10 o’clock list: Similarities Between Kamp Kenyon and Summer Camp
As we once again return to the Hill for another year filled with life, love, learning and lorp, one of the most common struggles a student faces is re-acclimatizing to both the community and schedule that is in place here at Kenyon. For many, it is a rude awakening: for those who did not have summer jobs or internships, the prospect of having to be mentally and physically present anywhere before 11:00 AM other than your family home’s rec room where you passed out last night on the couch after eating three plates of nachos while watching Nick @ Nite until it was light out is a cruel absurdity.

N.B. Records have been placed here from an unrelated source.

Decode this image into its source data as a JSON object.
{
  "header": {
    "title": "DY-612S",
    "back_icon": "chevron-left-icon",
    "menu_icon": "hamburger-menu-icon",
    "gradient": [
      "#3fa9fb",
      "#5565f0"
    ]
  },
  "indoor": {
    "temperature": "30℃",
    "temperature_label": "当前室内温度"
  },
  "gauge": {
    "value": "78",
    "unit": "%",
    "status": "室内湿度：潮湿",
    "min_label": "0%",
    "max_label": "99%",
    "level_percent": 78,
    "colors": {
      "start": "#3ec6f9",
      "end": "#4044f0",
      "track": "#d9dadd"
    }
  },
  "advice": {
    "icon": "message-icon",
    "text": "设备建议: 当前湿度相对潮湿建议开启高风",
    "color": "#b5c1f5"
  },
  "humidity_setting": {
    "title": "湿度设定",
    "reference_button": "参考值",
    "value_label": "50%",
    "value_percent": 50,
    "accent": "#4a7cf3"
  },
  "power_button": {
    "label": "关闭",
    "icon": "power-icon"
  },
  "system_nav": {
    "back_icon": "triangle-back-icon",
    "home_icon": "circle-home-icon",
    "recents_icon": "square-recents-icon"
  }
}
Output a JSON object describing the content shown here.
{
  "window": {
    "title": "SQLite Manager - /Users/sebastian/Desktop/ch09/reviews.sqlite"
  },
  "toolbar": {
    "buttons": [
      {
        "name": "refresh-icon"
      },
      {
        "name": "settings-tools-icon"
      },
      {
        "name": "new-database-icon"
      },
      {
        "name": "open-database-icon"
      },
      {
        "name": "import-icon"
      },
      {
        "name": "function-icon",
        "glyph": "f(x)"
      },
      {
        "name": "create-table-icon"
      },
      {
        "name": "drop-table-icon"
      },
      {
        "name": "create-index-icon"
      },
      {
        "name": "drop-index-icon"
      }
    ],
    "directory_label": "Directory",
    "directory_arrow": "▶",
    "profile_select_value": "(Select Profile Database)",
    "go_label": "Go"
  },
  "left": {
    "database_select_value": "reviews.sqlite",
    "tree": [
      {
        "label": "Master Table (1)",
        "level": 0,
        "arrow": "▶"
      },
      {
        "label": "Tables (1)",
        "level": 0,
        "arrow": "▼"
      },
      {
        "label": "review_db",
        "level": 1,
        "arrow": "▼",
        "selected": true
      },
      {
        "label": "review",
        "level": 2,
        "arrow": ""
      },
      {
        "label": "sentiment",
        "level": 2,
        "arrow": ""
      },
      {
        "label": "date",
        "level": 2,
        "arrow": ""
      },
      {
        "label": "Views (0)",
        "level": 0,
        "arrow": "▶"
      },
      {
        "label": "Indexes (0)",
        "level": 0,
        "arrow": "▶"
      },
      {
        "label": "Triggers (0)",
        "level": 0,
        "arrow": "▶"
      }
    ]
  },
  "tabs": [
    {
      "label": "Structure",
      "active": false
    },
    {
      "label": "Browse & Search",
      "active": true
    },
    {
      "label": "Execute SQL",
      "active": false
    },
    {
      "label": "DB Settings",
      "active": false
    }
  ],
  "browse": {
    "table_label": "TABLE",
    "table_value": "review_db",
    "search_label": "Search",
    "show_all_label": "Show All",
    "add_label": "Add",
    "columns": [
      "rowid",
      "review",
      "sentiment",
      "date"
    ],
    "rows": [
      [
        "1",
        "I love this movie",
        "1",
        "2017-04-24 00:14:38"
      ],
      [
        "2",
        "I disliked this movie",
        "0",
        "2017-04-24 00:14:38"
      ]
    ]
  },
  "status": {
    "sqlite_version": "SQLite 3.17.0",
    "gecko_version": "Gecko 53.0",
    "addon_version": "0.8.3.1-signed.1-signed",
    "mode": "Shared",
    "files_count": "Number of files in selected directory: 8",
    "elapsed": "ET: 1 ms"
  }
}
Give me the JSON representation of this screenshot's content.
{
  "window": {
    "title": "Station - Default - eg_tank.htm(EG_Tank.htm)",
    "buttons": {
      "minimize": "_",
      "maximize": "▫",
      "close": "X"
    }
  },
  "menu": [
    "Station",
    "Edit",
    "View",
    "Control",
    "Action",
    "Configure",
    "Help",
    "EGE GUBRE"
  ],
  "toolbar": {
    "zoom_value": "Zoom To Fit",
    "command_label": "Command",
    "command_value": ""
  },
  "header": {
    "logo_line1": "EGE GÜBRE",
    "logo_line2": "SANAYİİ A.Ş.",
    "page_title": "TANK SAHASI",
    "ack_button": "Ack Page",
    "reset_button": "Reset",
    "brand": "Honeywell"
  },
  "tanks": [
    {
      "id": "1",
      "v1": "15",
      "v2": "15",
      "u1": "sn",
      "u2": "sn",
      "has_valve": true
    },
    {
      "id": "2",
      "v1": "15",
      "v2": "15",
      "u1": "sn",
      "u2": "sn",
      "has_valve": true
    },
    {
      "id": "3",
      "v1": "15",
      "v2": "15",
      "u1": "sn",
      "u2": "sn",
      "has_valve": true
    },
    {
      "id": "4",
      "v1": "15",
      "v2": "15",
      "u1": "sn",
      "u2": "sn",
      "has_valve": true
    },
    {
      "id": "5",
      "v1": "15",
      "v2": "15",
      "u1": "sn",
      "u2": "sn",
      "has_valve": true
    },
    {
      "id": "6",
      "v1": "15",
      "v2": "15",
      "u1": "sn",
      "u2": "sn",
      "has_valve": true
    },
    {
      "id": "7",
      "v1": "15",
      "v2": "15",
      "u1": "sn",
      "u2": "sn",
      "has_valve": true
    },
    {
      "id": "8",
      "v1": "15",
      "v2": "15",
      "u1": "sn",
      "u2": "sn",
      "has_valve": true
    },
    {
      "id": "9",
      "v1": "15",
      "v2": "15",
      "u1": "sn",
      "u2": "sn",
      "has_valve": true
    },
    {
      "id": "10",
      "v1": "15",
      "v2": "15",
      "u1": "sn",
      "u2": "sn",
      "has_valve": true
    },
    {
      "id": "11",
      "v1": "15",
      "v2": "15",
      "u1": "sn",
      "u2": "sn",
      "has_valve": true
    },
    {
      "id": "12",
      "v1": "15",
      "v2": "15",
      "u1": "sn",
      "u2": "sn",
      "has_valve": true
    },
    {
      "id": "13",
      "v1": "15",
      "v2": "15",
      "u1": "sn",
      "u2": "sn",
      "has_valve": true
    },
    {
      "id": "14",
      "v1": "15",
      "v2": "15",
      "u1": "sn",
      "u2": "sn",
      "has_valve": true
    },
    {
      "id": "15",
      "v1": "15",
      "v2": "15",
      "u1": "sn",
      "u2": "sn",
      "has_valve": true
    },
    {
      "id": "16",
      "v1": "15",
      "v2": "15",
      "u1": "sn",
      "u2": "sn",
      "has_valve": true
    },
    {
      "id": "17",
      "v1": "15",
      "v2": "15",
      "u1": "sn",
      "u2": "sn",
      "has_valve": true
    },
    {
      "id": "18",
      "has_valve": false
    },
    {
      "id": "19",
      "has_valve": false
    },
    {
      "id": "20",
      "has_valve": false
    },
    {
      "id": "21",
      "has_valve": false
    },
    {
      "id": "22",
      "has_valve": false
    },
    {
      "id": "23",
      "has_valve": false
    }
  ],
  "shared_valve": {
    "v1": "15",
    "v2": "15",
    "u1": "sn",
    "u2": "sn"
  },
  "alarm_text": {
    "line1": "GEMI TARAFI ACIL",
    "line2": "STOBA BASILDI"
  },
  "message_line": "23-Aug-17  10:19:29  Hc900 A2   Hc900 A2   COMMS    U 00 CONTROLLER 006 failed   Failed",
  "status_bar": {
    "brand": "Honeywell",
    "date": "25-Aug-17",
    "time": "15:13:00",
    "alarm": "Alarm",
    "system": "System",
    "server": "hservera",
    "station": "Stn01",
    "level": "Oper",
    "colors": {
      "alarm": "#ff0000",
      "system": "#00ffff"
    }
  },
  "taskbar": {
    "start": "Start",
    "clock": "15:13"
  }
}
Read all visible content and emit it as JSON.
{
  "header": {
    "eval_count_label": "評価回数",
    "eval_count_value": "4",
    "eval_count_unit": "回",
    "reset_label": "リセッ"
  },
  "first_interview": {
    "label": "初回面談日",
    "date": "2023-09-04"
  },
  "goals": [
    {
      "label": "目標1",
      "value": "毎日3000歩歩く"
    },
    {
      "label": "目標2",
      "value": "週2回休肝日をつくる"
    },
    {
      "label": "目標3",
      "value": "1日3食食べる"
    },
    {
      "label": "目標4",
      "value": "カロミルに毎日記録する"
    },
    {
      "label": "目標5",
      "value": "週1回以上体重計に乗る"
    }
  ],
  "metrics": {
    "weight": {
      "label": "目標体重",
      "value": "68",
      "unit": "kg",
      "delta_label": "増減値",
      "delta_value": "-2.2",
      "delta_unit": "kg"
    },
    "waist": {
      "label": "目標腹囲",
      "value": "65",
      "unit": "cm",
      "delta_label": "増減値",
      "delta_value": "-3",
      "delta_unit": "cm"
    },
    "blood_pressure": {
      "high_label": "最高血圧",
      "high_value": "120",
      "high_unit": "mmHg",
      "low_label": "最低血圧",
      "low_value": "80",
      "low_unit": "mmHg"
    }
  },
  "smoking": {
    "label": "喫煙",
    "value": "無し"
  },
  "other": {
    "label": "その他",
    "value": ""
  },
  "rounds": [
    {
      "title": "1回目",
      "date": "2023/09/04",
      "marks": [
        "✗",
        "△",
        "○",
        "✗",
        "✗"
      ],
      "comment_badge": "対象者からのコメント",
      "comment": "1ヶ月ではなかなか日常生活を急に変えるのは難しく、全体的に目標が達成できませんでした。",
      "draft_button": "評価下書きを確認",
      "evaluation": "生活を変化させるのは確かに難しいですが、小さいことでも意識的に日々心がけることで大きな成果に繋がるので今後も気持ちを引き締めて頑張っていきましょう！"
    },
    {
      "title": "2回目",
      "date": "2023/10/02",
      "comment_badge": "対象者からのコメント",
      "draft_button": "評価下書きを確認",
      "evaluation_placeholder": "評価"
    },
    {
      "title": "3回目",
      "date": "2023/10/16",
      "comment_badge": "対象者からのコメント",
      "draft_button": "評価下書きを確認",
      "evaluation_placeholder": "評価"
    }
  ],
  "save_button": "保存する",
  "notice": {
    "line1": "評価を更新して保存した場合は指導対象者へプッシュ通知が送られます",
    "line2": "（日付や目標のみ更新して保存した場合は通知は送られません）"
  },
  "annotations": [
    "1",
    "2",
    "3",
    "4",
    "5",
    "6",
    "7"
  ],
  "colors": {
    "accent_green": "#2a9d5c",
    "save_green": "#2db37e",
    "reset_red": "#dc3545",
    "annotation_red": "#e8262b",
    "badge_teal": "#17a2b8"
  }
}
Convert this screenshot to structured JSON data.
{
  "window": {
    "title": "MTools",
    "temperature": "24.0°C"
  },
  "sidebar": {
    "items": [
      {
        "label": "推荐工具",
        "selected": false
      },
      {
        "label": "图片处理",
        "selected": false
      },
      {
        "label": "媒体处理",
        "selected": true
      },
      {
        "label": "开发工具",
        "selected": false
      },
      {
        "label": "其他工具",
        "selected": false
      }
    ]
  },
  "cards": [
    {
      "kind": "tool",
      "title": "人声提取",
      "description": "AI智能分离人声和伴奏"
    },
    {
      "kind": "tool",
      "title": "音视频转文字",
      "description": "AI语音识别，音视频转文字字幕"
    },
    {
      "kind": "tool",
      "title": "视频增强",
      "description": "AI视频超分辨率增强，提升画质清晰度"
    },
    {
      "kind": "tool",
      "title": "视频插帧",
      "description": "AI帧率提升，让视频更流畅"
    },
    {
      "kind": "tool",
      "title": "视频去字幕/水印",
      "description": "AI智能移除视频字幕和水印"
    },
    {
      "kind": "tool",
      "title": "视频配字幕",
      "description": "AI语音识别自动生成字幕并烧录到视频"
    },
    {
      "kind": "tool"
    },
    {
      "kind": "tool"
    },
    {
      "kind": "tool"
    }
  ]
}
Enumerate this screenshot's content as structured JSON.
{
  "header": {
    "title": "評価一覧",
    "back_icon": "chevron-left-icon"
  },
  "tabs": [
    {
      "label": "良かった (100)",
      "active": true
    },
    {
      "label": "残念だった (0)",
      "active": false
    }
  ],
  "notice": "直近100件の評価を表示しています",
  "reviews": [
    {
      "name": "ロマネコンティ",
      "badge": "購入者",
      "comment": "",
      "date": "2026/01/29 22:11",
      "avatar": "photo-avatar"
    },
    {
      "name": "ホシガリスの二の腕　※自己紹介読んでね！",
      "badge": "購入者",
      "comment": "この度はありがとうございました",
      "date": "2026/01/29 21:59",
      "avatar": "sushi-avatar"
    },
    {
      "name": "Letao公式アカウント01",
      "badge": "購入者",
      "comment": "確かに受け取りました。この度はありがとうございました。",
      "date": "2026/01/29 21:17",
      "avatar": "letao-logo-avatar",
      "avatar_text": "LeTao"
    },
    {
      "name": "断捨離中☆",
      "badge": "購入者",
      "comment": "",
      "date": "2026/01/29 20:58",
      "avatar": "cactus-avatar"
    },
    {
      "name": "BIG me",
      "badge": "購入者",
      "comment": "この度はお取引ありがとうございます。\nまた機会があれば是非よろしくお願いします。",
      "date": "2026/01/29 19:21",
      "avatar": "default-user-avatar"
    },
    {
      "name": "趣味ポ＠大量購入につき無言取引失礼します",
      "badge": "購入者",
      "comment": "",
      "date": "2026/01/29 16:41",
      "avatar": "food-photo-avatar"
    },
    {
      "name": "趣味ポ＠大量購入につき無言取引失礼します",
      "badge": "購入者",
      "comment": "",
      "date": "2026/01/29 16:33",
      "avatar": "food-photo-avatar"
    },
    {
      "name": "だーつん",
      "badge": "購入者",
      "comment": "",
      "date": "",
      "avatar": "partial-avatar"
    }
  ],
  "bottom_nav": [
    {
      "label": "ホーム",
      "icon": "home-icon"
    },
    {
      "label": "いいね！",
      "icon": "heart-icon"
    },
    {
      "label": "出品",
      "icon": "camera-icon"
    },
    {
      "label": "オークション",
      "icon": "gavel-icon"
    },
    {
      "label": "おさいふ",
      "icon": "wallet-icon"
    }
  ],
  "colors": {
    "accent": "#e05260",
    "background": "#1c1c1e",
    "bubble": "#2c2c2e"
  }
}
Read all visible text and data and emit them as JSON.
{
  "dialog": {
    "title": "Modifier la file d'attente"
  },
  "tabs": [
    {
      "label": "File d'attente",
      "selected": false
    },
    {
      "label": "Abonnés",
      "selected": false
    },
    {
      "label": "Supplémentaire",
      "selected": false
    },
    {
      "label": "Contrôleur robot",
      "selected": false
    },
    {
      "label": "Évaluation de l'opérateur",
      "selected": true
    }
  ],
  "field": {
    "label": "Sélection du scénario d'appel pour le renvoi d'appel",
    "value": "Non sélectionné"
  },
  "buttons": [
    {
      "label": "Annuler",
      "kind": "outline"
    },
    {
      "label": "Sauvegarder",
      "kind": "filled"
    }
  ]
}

Luckily for me, I spent my summer working at an sleepaway, coed, ages 8-15 summer camp for 10 weeks, and therefore have made an oddly seamless transition into life back at Kenyon, for what I learned over the summer is that is that being a counselor at camp and being a student at Kenyon are actually eerily related experiences. So for those of you who never had the pleasure of experiencing it, I have boiled down the essential highlights of camp life to show you how similar to college it really is. Enjoy, and don’t forget your movement clothes.
1. Communal living – If you think privacy is a luxury in dorm life, imagine having to share a 10 x 10 wooden hut with a literal horde of children, whose only true pleasure in life seems to be that of sitting on your bed and rubbing their sandy feet into your pillow. Now living in a New Apt single, I find myself almost missing the feeling of ten pairs of eleven-year-old eyes, staring at me and asking me endless questions as I gracefully try to peel myself out of a wet one-piece bathing suit. At least I still get to share a bathroom!2. Limited dining options – Just as Peirce has a monopoly on those who can’t afford to eat at the Deli for every single meal of the day/have tried and failed to subsist on Market Dogs and Market Dogs alone, the only food available at camp is that which is served three times a day, with a set, single menu, the exception being the occasional salad bar option at lunch or peanut butter and jelly available by request. Surprisingly, the camp food I have been exposed to is actually awesome; thanks to the butt-load of arable land that exists in New England and all the small, family-owned produce farms that take advantage of that, my camp has a local food initiative similar to that which we have in place at Kenyon (s/o to Charlotte “The Local Food Girl” Local Food Girl). Also, infinimilk is a thing in both places.
3. The Krud – Living in close quarters with children for extended periods of time means that illness literally spreads like the plague. I’ve had a cold since the middle of this summer, and the only thing weirder than having chills in June is having that continue over into September, October, etc. until the actual flu season is over at Kenyon (aka June, once everyone leaves).
4. Townies – There are 2,400 people living in Gambier, and 2,600 living in the rural Vermont town where my camp is located. The extra 200-person cushion does not make any of the locals less friendly, as well any more tolerant of all the weird shit we try to pull when we go into town (think somewhere between this and this).
5. Diehard loyalty to c/kamp – The feeling most of us get when hearing “Kokosing Farewell” at the Senior Sing is the same feeling I get at the end of the summer when I hear “Country Roads, Take Me Home“, “Wagon Wheel”, “Leaving on a Jet Plane” or, oddly enough, “Lip Gloss” by Lil’ Mama, all songs that I will forever associate with camp. I’ve been at camp for seven years (four as a camper, three as a staff member), and have no plans to get a real summer job anytime soon, just as I know that I will probably skip the post-grad job hunt after graduating from Kenyon and be content to just spend my life living as a squatter under the Peirce Pub stage, emerging only to attend the odd Orientation event, club meeting/comedy show, or to try to score free Nite Bites from an unsuspecting freshman.